- **The problem**: Retype the data below exactly; skip every image.

--- START ---

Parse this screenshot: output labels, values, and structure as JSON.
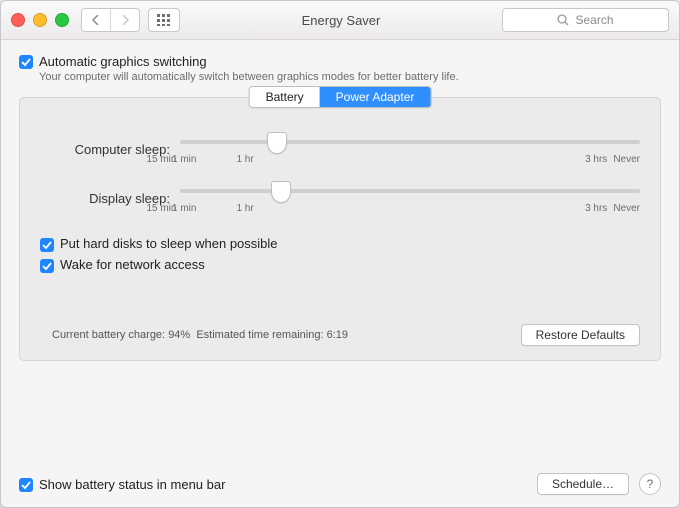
{
  "titlebar": {
    "title": "Energy Saver",
    "search_placeholder": "Search"
  },
  "auto_graphics": {
    "label": "Automatic graphics switching",
    "sub": "Your computer will automatically switch between graphics modes for better battery life.",
    "checked": true
  },
  "tabs": {
    "battery": "Battery",
    "power_adapter": "Power Adapter",
    "active": "power_adapter"
  },
  "sliders": {
    "computer": {
      "label": "Computer sleep:",
      "position_pct": 21
    },
    "display": {
      "label": "Display sleep:",
      "position_pct": 22
    },
    "ticks": [
      "1 min",
      "15 min",
      "1 hr",
      "3 hrs",
      "Never"
    ]
  },
  "options": {
    "hard_disks": {
      "label": "Put hard disks to sleep when possible",
      "checked": true
    },
    "wake_net": {
      "label": "Wake for network access",
      "checked": true
    }
  },
  "status": {
    "charge_label": "Current battery charge:",
    "charge_value": "94%",
    "remaining_label": "Estimated time remaining:",
    "remaining_value": "6:19"
  },
  "buttons": {
    "restore": "Restore Defaults",
    "schedule": "Schedule…"
  },
  "footer": {
    "show_battery": {
      "label": "Show battery status in menu bar",
      "checked": true
    }
  }
}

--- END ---

- **Solution to this task**:
Parse this screenshot: output labels, values, and structure as JSON.
{
  "titlebar": {
    "title": "Energy Saver",
    "search_placeholder": "Search"
  },
  "auto_graphics": {
    "label": "Automatic graphics switching",
    "sub": "Your computer will automatically switch between graphics modes for better battery life.",
    "checked": true
  },
  "tabs": {
    "battery": "Battery",
    "power_adapter": "Power Adapter",
    "active": "power_adapter"
  },
  "sliders": {
    "computer": {
      "label": "Computer sleep:",
      "position_pct": 21
    },
    "display": {
      "label": "Display sleep:",
      "position_pct": 22
    },
    "ticks": [
      "1 min",
      "15 min",
      "1 hr",
      "3 hrs",
      "Never"
    ]
  },
  "options": {
    "hard_disks": {
      "label": "Put hard disks to sleep when possible",
      "checked": true
    },
    "wake_net": {
      "label": "Wake for network access",
      "checked": true
    }
  },
  "status": {
    "charge_label": "Current battery charge:",
    "charge_value": "94%",
    "remaining_label": "Estimated time remaining:",
    "remaining_value": "6:19"
  },
  "buttons": {
    "restore": "Restore Defaults",
    "schedule": "Schedule…"
  },
  "footer": {
    "show_battery": {
      "label": "Show battery status in menu bar",
      "checked": true
    }
  }
}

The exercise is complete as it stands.